After months of vitriol, Verizon Wireless said it will drop its objections
controversial spectrum swap agreement with
the federal government.
In return, Nextel will forego trademark rights to the phrase “push-to-talk,”
“PTT,” and all related “push” names in relation to walkie-talkie
The truce was announced in a brief statement this morning. Other settlement
terms were not disclosed.
In addition, the companies, “in the spirit of cooperation,” said they would
work together with the Cellular Telecommunications and Internet
Association to “protect wireless customers from harmful regulation and
The rivals did not offer specifics and spokespersons were not immediately
available for comment.
Today’s settlement ends months of bad blood. In July, the Federal
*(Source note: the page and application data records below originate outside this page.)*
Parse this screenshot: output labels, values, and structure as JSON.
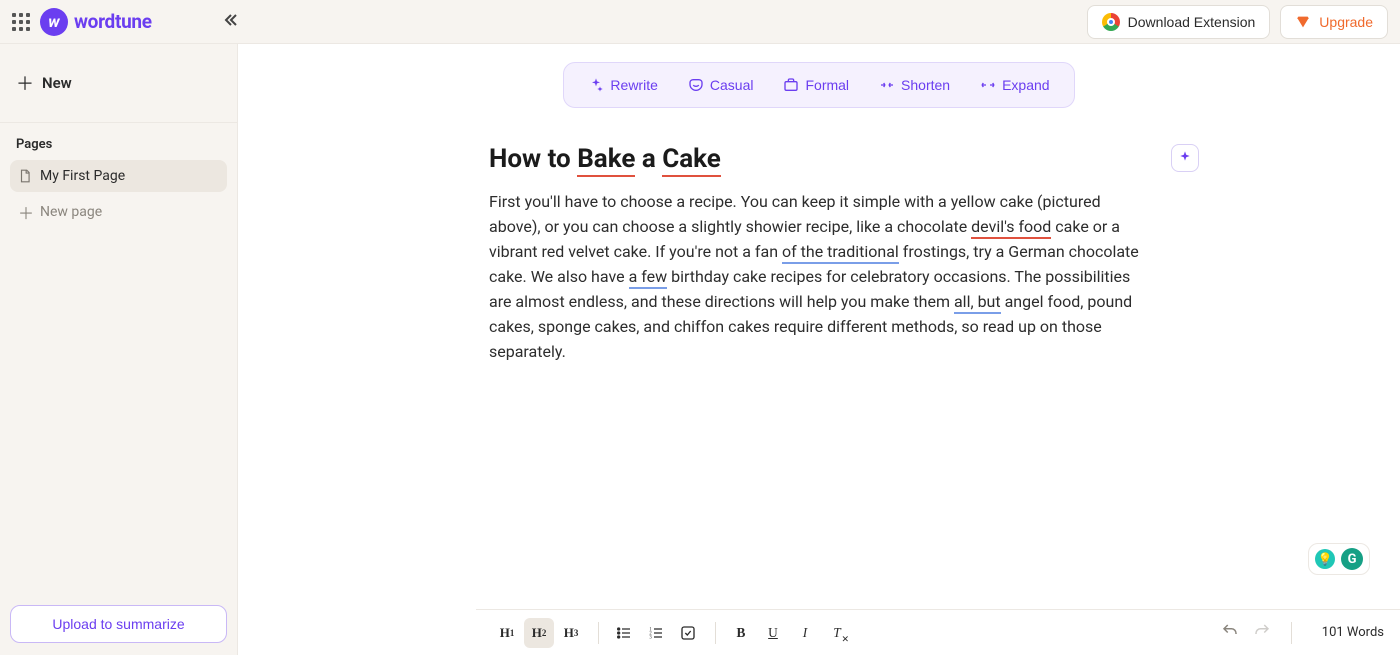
{
  "header": {
    "brand": "wordtune",
    "download_ext": "Download Extension",
    "upgrade": "Upgrade"
  },
  "sidebar": {
    "new_label": "New",
    "section_label": "Pages",
    "items": [
      {
        "label": "My First Page",
        "active": true
      }
    ],
    "new_page_label": "New page",
    "upload_label": "Upload to summarize"
  },
  "toolbar": {
    "rewrite": "Rewrite",
    "casual": "Casual",
    "formal": "Formal",
    "shorten": "Shorten",
    "expand": "Expand"
  },
  "document": {
    "title_pre": "How to ",
    "title_sp1": "Bake",
    "title_mid": " a ",
    "title_sp2": "Cake",
    "p1": "First you'll have to choose a recipe. You can keep it simple with a yellow cake (pictured above), or you can choose a slightly showier recipe, like a chocolate ",
    "sp_devils": "devil's food",
    "p2": " cake or a vibrant red velvet cake. If you're not a fan ",
    "gr_trad": "of the traditional",
    "p3": " frostings, try a German chocolate cake. We also have ",
    "gr_afew": "a few",
    "p4": " birthday cake recipes for celebratory occasions. The possibilities are almost endless, and these directions will help you make them ",
    "gr_allbut": "all, but",
    "p5": " angel food, pound cakes, sponge cakes, and chiffon cakes require different methods, so read up on those separately."
  },
  "format": {
    "h1": "H",
    "h1s": "1",
    "h2": "H",
    "h2s": "2",
    "h3": "H",
    "h3s": "3"
  },
  "footer": {
    "word_count": "101 Words"
  }
}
Communications Commission (FCC) approved a spectrum swap with Nextel to
alleviate the congestion of airwaves used by police and fire departments.
Under the agreement, Nextel will license 10 megahertz of contiguous spectrum
at 1.9 gigahertz currently used by public safety agencies and private
wireless licensees. Those users will be relocated to a portion of the 800
megahertz band that will be turned over from Nextel.
The move will be completed over 42 months. The first nine months will be
dedicated to frequency planning and data collection. The movement of the
largest public safety systems would occur in the final stages.
The FCC’s decision sparked an outcry from Verizon Wireless, which at the
time called it “bizarre,” given that Nextel’s cell phone traffic was
causing the interference problems.
It deemed the FCC’s move a “multi-billion dollar windfall on Nextel at
taxpayer expense.” It also called on other arms of the government to